What is the meaning of relativity rapidity? I know that the rapidity of a particle in general is defined as $\text{tanh}^{-1} \left( \frac{v}{c} \right) = \phi$.

I encountered a problem that talks about the relative rapidity. In particular two particles have a relative rapidity and collide to form a third particle. I don't understand how that's sufficient to compute the mass of the third particle since we don't know the direction of the velocity or the original velocities beforehand.

Is it always possible to do this?

  • $\begingroup$ If you knew the relative velocity between the two particles, would that be sufficient? $\endgroup$
    – Sten
    Commented Sep 2, 2023 at 23:39
  • $\begingroup$ That's what confuses me. Is it sufficient to know the relative velocity or do we have to know the actual velocities? $\endgroup$ Commented Sep 2, 2023 at 23:41
  • $\begingroup$ More specifically, if one of the particles is traveling at $v_1$ and the other at $v_2$ versus one at $0$ and the other at $v$. Doesn't that affect the mass of the particle created post collision? Why is it sufficient to know just the relativity velocity $\endgroup$ Commented Sep 2, 2023 at 23:49
  • 1
    $\begingroup$ You could shift both particles' velocities just by changing the velocity of yourself, the observer.
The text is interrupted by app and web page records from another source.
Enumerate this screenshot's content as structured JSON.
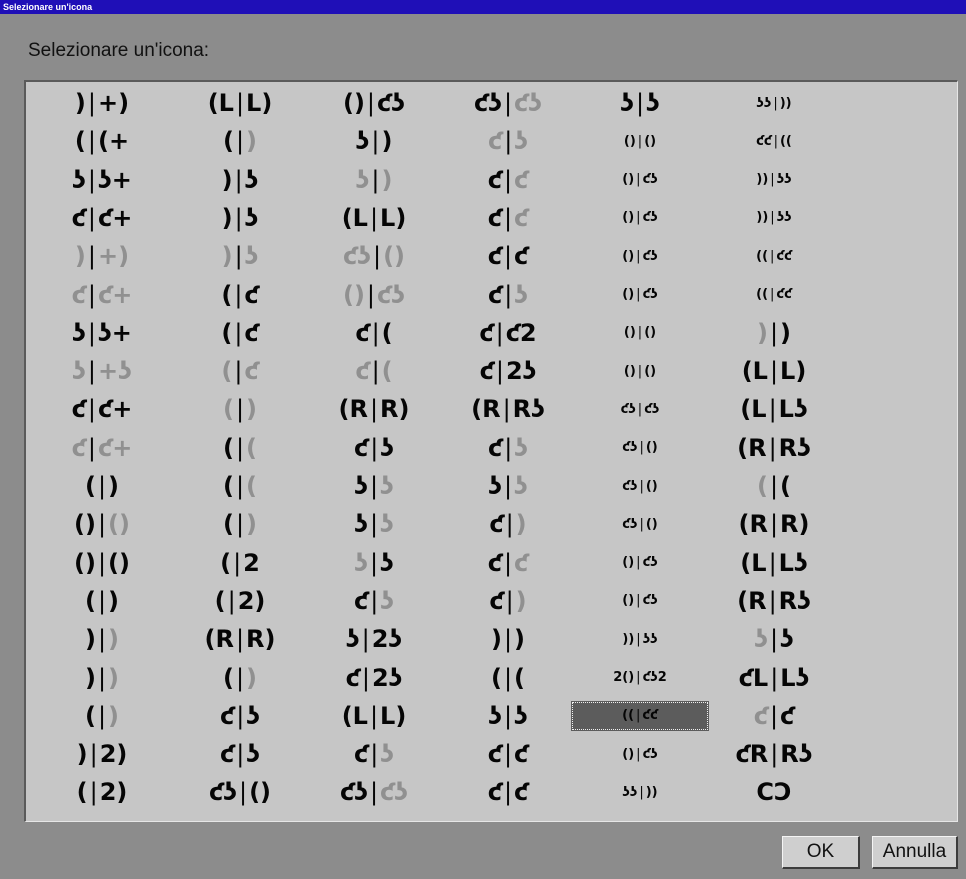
{
  "window": {
    "title": "Selezionare un'icona"
  },
  "dialog": {
    "heading": "Selezionare un'icona:"
  },
  "buttons": {
    "ok": "OK",
    "cancel": "Annulla"
  },
  "colors": {
    "title_bar": "#1f0fb7",
    "panel_background": "#c6c6c6",
    "dialog_background": "#8c8c8c",
    "selected_cell": "#5c5c5c",
    "icon_dark": "#050505",
    "icon_light": "#909090"
  },
  "icon_grid": {
    "columns": 6,
    "rows": 19,
    "selected": {
      "column": 4,
      "row": 16
    },
    "columns_data": [
      [
        {
          "l": ")",
          "r": "+)"
        },
        {
          "l": "(",
          "r": "(+"
        },
        {
          "l": "ʖ",
          "r": "ʖ+"
        },
        {
          "l": "ƈ",
          "r": "ƈ+"
        },
        {
          "l": ")",
          "r": "+)",
          "faint": true
        },
        {
          "l": "ƈ",
          "r": "ƈ+",
          "faint": true
        },
        {
          "l": "ʖ",
          "r": "ʖ+"
        },
        {
          "l": "ʖ",
          "r": "+ʖ",
          "faint": true
        },
        {
          "l": "ƈ",
          "r": "ƈ+"
        },
        {
          "l": "ƈ",
          "r": "ƈ+",
          "faint": true
        },
        {
          "l": "(",
          "r": ")"
        },
        {
          "l": "()",
          "r": "()",
          "rfaint": true
        },
        {
          "l": "()",
          "r": "()"
        },
        {
          "l": "(",
          "r": ")"
        },
        {
          "l": ")",
          "r": ")",
          "rfaint": true
        },
        {
          "l": ")",
          "r": ")",
          "rfaint": true
        },
        {
          "l": "(",
          "r": ")",
          "rfaint": true
        },
        {
          "l": ")",
          "r": "2)"
        },
        {
          "l": "(",
          "r": "2)"
        }
      ],
      [
        {
          "l": "(L",
          "r": "L)"
        },
        {
          "l": "(",
          "r": ")",
          "rfaint": true
        },
        {
          "l": ")",
          "r": "ʖ"
        },
        {
          "l": ")",
          "r": "ʖ"
        },
        {
          "l": ")",
          "r": "ʖ",
          "faint": true
        },
        {
          "l": "(",
          "r": "ƈ"
        },
        {
          "l": "(",
          "r": "ƈ"
        },
        {
          "l": "(",
          "r": "ƈ",
          "faint": true
        },
        {
          "l": "(",
          "r": ")",
          "faint": true
        },
        {
          "l": "(",
          "r": "(",
          "rfaint": true
        },
        {
          "l": "(",
          "r": "(",
          "rfaint": true
        },
        {
          "l": "(",
          "r": ")",
          "rfaint": true
        },
        {
          "l": "(",
          "r": "2"
        },
        {
          "l": "(",
          "r": "2)"
        },
        {
          "l": "(R",
          "r": "R)"
        },
        {
          "l": "(",
          "r": ")",
          "rfaint": true
        },
        {
          "l": "ƈ",
          "r": "ʖ"
        },
        {
          "l": "ƈ",
          "r": "ʖ"
        },
        {
          "l": "ƈʖ",
          "r": "()"
        }
      ],
      [
        {
          "l": "()",
          "r": "ƈʖ"
        },
        {
          "l": "ʖ",
          "r": ")"
        },
        {
          "l": "ʖ",
          "r": ")",
          "faint": true
        },
        {
          "l": "(L",
          "r": "L)"
        },
        {
          "l": "ƈʖ",
          "r": "()",
          "faint": true
        },
        {
          "l": "()",
          "r": "ƈʖ",
          "faint": true
        },
        {
          "l": "ƈ",
          "r": "("
        },
        {
          "l": "ƈ",
          "r": "(",
          "faint": true
        },
        {
          "l": "(R",
          "r": "R)"
        },
        {
          "l": "ƈ",
          "r": "ʖ"
        },
        {
          "l": "ʖ",
          "r": "ʖ",
          "rfaint": true
        },
        {
          "l": "ʖ",
          "r": "ʖ",
          "rfaint": true
        },
        {
          "l": "ʖ",
          "r": "ʖ",
          "lfaint": true
        },
        {
          "l": "ƈ",
          "r": "ʖ",
          "rfaint": true
        },
        {
          "l": "ʖ",
          "r": "2ʖ"
        },
        {
          "l": "ƈ",
          "r": "2ʖ"
        },
        {
          "l": "(L",
          "r": "L)"
        },
        {
          "l": "ƈ",
          "r": "ʖ",
          "rfaint": true
        },
        {
          "l": "ƈʖ",
          "r": "ƈʖ",
          "rfaint": true
        }
      ],
      [
        {
          "l": "ƈʖ",
          "r": "ƈʖ",
          "rfaint": true
        },
        {
          "l": "ƈ",
          "r": "ʖ",
          "faint": true
        },
        {
          "l": "ƈ",
          "r": "ƈ",
          "rfaint": true
        },
        {
          "l": "ƈ",
          "r": "ƈ",
          "rfaint": true
        },
        {
          "l": "ƈ",
          "r": "ƈ"
        },
        {
          "l": "ƈ",
          "r": "ʖ",
          "rfaint": true
        },
        {
          "l": "ƈ",
          "r": "ƈ2"
        },
        {
          "l": "ƈ",
          "r": "2ʖ"
        },
        {
          "l": "(R",
          "r": "Rʖ"
        },
        {
          "l": "ƈ",
          "r": "ʖ",
          "rfaint": true
        },
        {
          "l": "ʖ",
          "r": "ʖ",
          "rfaint": true
        },
        {
          "l": "ƈ",
          "r": ")",
          "rfaint": true
        },
        {
          "l": "ƈ",
          "r": "ƈ",
          "rfaint": true
        },
        {
          "l": "ƈ",
          "r": ")",
          "rfaint": true
        },
        {
          "l": ")",
          "r": ")"
        },
        {
          "l": "(",
          "r": "("
        },
        {
          "l": "ʖ",
          "r": "ʖ"
        },
        {
          "l": "ƈ",
          "r": "ƈ"
        },
        {
          "l": "ƈ",
          "r": "ƈ"
        }
      ],
      [
        {
          "l": "ʖ",
          "r": "ʖ"
        },
        {
          "l": "()",
          "r": "()",
          "small": true
        },
        {
          "l": "()",
          "r": "ƈʖ",
          "small": true
        },
        {
          "l": "()",
          "r": "ƈʖ",
          "small": true
        },
        {
          "l": "()",
          "r": "ƈʖ",
          "small": true
        },
        {
          "l": "()",
          "r": "ƈʖ",
          "small": true
        },
        {
          "l": "()",
          "r": "()",
          "small": true
        },
        {
          "l": "()",
          "r": "()",
          "small": true
        },
        {
          "l": "ƈʖ",
          "r": "ƈʖ",
          "small": true
        },
        {
          "l": "ƈʖ",
          "r": "()",
          "small": true
        },
        {
          "l": "ƈʖ",
          "r": "()",
          "small": true
        },
        {
          "l": "ƈʖ",
          "r": "()",
          "small": true
        },
        {
          "l": "()",
          "r": "ƈʖ",
          "small": true
        },
        {
          "l": "()",
          "r": "ƈʖ",
          "small": true
        },
        {
          "l": "))",
          "r": "ʖʖ",
          "small": true
        },
        {
          "l": "2()",
          "r": "ƈʖ2",
          "small": true
        },
        {
          "l": "((",
          "r": "ƈƈ",
          "small": true
        },
        {
          "l": "()",
          "r": "ƈʖ",
          "small": true
        },
        {
          "l": "ʖʖ",
          "r": "))",
          "small": true
        }
      ],
      [
        {
          "l": "ʖʖ",
          "r": "))",
          "small": true
        },
        {
          "l": "ƈƈ",
          "r": "((",
          "small": true
        },
        {
          "l": "))",
          "r": "ʖʖ",
          "small": true
        },
        {
          "l": "))",
          "r": "ʖʖ",
          "small": true
        },
        {
          "l": "((",
          "r": "ƈƈ",
          "small": true
        },
        {
          "l": "((",
          "r": "ƈƈ",
          "small": true
        },
        {
          "l": ")",
          "r": ")",
          "lfaint": true
        },
        {
          "l": "(L",
          "r": "L)"
        },
        {
          "l": "(L",
          "r": "Lʖ"
        },
        {
          "l": "(R",
          "r": "Rʖ"
        },
        {
          "l": "(",
          "r": "(",
          "lfaint": true
        },
        {
          "l": "(R",
          "r": "R)"
        },
        {
          "l": "(L",
          "r": "Lʖ"
        },
        {
          "l": "(R",
          "r": "Rʖ"
        },
        {
          "l": "ʖ",
          "r": "ʖ",
          "lfaint": true
        },
        {
          "l": "ƈL",
          "r": "Lʖ"
        },
        {
          "l": "ƈ",
          "r": "ƈ",
          "lfaint": true
        },
        {
          "l": "ƈR",
          "r": "Rʖ"
        },
        {
          "l": "C",
          "r": "Ɔ",
          "chain": true
        }
      ]
    ]
  }
}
Does that change the mass of the particle produced in the collision? $\endgroup$
    – Sten
    Commented Sep 2, 2023 at 23:55

1 Answer 1


We might need some specifics of what's given in the problem.

We start with conservation of total 4-momentum for a single particle after the collision: $$ \tilde m_1 + \tilde m_2 = \tilde M,$$ where $\tilde m_1$ is the 4-momentum of a particle with invariant mass $m_1$, etc.

The above 4-momentum equation can be visualized in energy-momentum space as a "triangle with three timelike legs" (the sum of two 4-momentum vectors tip-to-tail equals a single 4-momentum vector). So (since the sum of two vectors lies on the plane spanned by those vectors), this problem reduces to a problem in (1+1)-dimensions.

  • The relative-rapidity is ${\rm arccosh}(\hat m_1 \cdot \hat m_2)$ [involving the Minkowski-dot product of their 4-velocities] assuming the $(+,-,-,-)$ signature convention.
    [Think "angle between two unit-vectors": $\gamma_{rel}=\cosh\phi_{rel}=\hat m_1 \cdot \hat m_2$.]
  • (Note: $v_{rel}=\tanh(\phi_{rel})= \tanh(\phi_2-\phi_1)=\frac{\tanh\phi_2 - \tanh\phi_1}{1-\tanh\phi_2\tanh\phi_1}$.
    That is, the relative-rapidity $\phi_{rel}={\rm arctanh}(v_{rel})$, the inverse-hyperbolic-tangent of the relative-velocity [the velocity of $m_2$ in the frame of $m_1$].

The mass $M$ of the output particle (the magnitude of $\tilde M$) can be gotten by the Minkowski version of the law of cosines. (I'll leave the details to you.) Do you know the input masses?

(Possibly useful: my answers to Momentum diagram for two colliding Particles and How to determine particle energies in center of momentum frame? )


Your Answer

By clicking “Post Your Answer”, you agree to our terms of service and acknowledge you have read our privacy policy.

Not the answer you're looking for? Browse other questions tagged or ask your own question.